Basically, if the amount of sugar in solution is selected to be sufficient to coat each particle, the presence of pure sugar char is evidence that the particles have not been substantially uniformly coated in accordance with the invention. In addition, the char coated paricles are more hydrophobic than the uncoated or partially coated particles so that the value of the penetration coefficient which is a measure of hydrophobicity would be lower.
Table 1 shows a comparison between the activation time required for the runs along with the penetration coefficient for each of the activated carbons. The Washburn equation was used to determine the value of the penetration coefficient, l.sup.2 /t, from measured data obtained in accordance with the tests described in "The Influence of Ultimate Composition Upon the Wettability of Carbon Blacks," by M. L. Studelbaker and C. W. Snow, J. Phys. Chem. 59, p. 973 (1955). ##EQU1## where: l=length of flow in time t,
γ=surface tension of the liquid,
r=radius of capillary tube, and
The surface area measurements were the criterion for the extent of the activation treatment.
TABLE 1______________________________________ Penetration Activation Yield Coefficient Surface AreaRun Time (Hr) (%) BET m.sup.2 /g______________________________________A 6 17 1.2 510B 12 21 3.4 535C 6 39 1.2 440D 4 50 0.4 510______________________________________
Run D required substantially less time for the activation and provided the maximum yield with respect to the prior art reported by Run A and the less effective coating operations reported by Runs B and C. Furthermore, the activated carbon from Run D possessed a very low penetration coefficient. This is an important factor because an improved hydrophobic activated carbon is desirable for most electrochemical cells and particularly for an air cell which uses a thin porous gas diffusion electrode which must contain and stabilize a liquid-gas interface in the active layer.
Therefore, these runs show that a substantial improvement can be obtained if one coats each of the particles in the carbon black and that care must be taken to achieve the coating in order to obtain a substantial improvement.

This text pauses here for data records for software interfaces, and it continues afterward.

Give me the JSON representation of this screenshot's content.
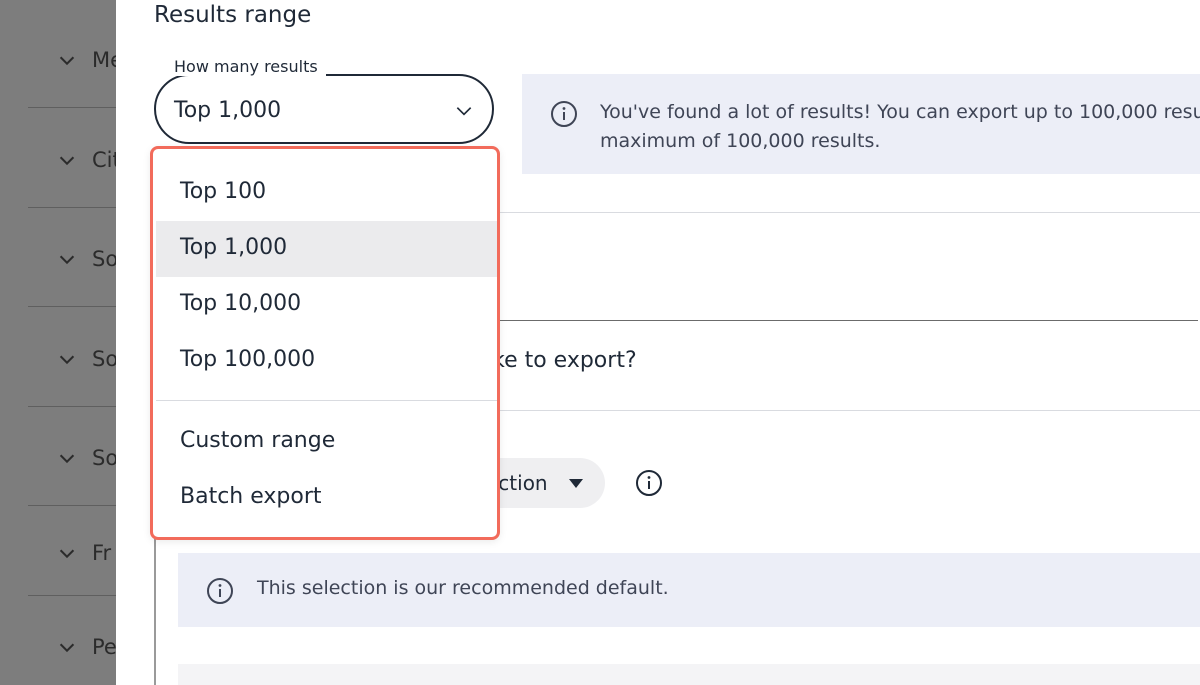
{
  "sidebar": {
    "items": [
      {
        "label": "Me"
      },
      {
        "label": "Cit"
      },
      {
        "label": "So"
      },
      {
        "label": "So"
      },
      {
        "label": "So"
      },
      {
        "label": "Fr"
      },
      {
        "label": "Pe"
      }
    ]
  },
  "results": {
    "title": "Results range",
    "select": {
      "legend": "How many results",
      "value": "Top 1,000"
    },
    "banner": {
      "line1": "You've found a lot of results! You can export up to 100,000 resu",
      "line2": "maximum of 100,000 results."
    },
    "menu": {
      "items": [
        "Top 100",
        "Top 1,000",
        "Top 10,000",
        "Top 100,000"
      ],
      "selected": "Top 1,000",
      "extra_items": [
        "Custom range",
        "Batch export"
      ]
    }
  },
  "export": {
    "question": "ike to export?",
    "selection_label": "ection",
    "default_note": "This selection is our recommended default."
  },
  "colors": {
    "menu_border": "#f26b5b",
    "banner_bg": "#eceef7",
    "sidebar_overlay": "#7d7d7d"
  },
  "icons": [
    "chevron-down-icon",
    "info-icon",
    "caret-down-icon"
  ]
}
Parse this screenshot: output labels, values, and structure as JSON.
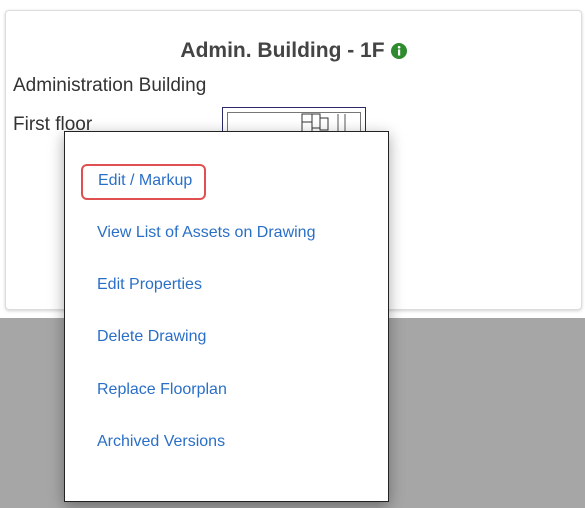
{
  "card": {
    "title": "Admin. Building - 1F",
    "building": "Administration Building",
    "floor": "First floor"
  },
  "context_menu": {
    "items": [
      {
        "label": "Edit / Markup"
      },
      {
        "label": "View List of Assets on Drawing"
      },
      {
        "label": "Edit Properties"
      },
      {
        "label": "Delete Drawing"
      },
      {
        "label": "Replace Floorplan"
      },
      {
        "label": "Archived Versions"
      }
    ]
  },
  "colors": {
    "link": "#2a6fc7",
    "highlight_border": "#e05050",
    "info_icon": "#2e8b2e",
    "overlay_gray": "#a6a6a6"
  }
}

Additional runs were made and measurements were made to determine the electrical conductivity of the activated carbons. A high level of electrical conductivity is desirable for an activated carbon in an air cathode because it minimizes the electrical power losses due to internal resistances. In addition, it is particularly important for the gas diffusion electrode because these electrodes are porous and usually held together using insulating binders such as polytetrafluoroethylene so that the volume available for the conducting phase is relatively small.
Runs E and F were carried out using a precursor carbon black different from the one used in Example 1 and Runs G and H were carried out with a carbon black the same as the one used in Example 1. Runs E and G were carried out using the same process as used in Run A and Runs F and H were carried out using the same process as used in Run D.
Table 2 shows the activation time and measured electrical conductivity for Runs E, F, G, and H.
TABLE 2______________________________________ Activation ConductivityRun Time (hr) mho/cm______________________________________E 7 0.65F 4 1.15G 6 0.60H 2 1.50______________________________________
The activated carbons made in accordance with the invention, Runs F and H, showed substantial improvements over the runs according to the prior art.
We wish it to be understood that we do not desire to be limited to the exact details of construction shown and desribed, for obvious modifications will occur to a person skilled in the art.